Literary responses to World War I shows two very different types of language: the exaltation of war as a "noble sacrifice" and the portrayal of a brutal conflict. David Owen and Cristina Pividori, both lecturers at the UAB, have coordinated a book made up of a collection of essays on the subject.

David Owen and Cristina Pividori, lecturers in Literature of the Department of English and German Studies, have edited the book Writings of Persuasion and Dissonance in the Great War: That Better Whiles May Follow Worse (Brill/Rodopi).

This collection of essays on literature in English related to the Great War or shortly after, includes pre-WWI texts which were at that moment used for propagandistic means. The book includes contributions by Sara Martín, Andrew Monnickendam and Esther Pujolras, also lecturers of the department, in addition to specialists from other European and American universities.

The collection serves to display two completely opposed languages: the nineteenth-century ideals of war as a noble sacrifice and the portrayal of the hopeless, brutal reality of the trenches. The texts demonstrate that there is no definitive language of the Great War, nor can it ever hope to represent this conflict in its entirety.
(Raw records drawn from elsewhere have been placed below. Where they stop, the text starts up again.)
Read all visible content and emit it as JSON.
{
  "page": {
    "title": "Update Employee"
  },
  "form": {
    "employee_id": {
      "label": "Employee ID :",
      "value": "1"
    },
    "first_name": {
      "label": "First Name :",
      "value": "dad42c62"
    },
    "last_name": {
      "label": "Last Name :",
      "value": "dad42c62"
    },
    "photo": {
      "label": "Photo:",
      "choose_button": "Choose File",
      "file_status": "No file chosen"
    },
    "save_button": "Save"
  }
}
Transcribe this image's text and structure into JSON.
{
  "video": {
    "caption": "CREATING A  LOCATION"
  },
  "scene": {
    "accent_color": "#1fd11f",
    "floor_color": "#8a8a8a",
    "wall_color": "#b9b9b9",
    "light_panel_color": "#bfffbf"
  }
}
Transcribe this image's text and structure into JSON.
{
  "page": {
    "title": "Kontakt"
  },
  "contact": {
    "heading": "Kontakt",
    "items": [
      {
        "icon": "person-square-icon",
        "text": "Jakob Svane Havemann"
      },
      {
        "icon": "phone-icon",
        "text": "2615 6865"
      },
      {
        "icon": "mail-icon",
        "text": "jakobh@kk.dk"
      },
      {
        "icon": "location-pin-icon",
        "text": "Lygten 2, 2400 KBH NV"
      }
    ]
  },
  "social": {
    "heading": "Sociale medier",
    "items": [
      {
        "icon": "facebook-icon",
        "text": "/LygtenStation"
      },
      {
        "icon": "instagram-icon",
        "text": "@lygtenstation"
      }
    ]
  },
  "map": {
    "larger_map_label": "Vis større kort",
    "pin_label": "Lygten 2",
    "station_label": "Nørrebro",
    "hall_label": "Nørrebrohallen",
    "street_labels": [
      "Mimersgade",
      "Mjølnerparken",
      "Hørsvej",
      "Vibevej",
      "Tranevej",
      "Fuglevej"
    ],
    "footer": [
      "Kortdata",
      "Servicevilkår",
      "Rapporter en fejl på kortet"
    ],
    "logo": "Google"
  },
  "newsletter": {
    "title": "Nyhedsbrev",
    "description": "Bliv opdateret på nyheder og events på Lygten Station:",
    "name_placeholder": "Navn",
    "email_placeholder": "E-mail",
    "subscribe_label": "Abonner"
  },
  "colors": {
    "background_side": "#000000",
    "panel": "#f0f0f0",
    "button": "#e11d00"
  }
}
The collection also uncovers how memory constantly develops, triggering distinct and even contradictory responses from those involved in the complex process of remembering.

More information Writings of Persuasion and Dissonance in the Great War: That Better Whiles May Follow Worse (Brill/Rodopi)